Jacobs Media's Dave Beasing chimes in on GOP candidates missing a huge opportunity to campaign like it's the 21st Century.
According to the Washington Post, the Republican version of The CNN-YouTube Debates may have to be postponed from the original September 17th date until sometime later. There are plenty of home video questions being submitted, but there may not be any candidates to answer them. Seems several – including two of the frontrunners for the nomination, Rudolph Giuliani and Mitt Romney - still haven’t consented to appear, as of this writing.
As Fred Jacobs wrote in this space following the Democrats’ turn, using questions submitted by YouTube’s webcammers gave the forum a decidedly populist feel – even if the producers from CNN missed an even greater opportunity by allowing questions to be chosen by an online vote.

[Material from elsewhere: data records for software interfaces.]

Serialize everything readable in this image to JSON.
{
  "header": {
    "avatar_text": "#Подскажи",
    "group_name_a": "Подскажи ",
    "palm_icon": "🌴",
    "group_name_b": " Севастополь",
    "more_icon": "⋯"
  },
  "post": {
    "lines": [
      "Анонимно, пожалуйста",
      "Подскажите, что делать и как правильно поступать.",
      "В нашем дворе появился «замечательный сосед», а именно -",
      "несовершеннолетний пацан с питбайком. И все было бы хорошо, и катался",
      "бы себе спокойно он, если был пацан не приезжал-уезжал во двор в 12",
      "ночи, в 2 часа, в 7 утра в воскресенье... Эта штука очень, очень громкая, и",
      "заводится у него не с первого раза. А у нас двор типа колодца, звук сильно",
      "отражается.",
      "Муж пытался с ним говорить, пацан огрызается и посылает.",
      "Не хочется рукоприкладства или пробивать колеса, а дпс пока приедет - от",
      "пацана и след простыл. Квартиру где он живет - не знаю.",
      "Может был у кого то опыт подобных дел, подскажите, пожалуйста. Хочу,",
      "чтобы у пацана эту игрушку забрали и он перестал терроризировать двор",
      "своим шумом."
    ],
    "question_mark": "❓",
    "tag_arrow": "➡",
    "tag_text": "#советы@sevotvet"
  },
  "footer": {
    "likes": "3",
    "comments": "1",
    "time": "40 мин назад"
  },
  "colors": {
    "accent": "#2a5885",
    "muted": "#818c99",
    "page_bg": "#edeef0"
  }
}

Our own research and observations indicate that involvement in the process is important to Gen-Y. Indeed, although the overall ratings for the Dems’ YouTube face-off weren’t high, they were the best among 18-34 year olds in the history of cable channel debates.
What do the GOP candidates have to fear? Plenty. Questions from the public tend to be blunt and personal. Telling a journalist your abstract position on gay rights or health care or Iraq tends not to tug at the heartstrings. But try answering the same questions from friendly people with real names and faces, right there on camera - that they shouldn’t adopt children, should lose their savings to cancer, or that you’re sorry their husband didn’t come home from war.
Anyone marketing a product in 2008 must give up control, allow the public to have input, and have the courage to respond to real people with sincerity and honesty. That’s a new way of exposing yourself advocated by Punk Marketing author Richard Laermer, who will speak at Jacobs Summit 12 next month. It’s scary for everyone. But what we should fear even more is appearing irrelevant to an entire generation.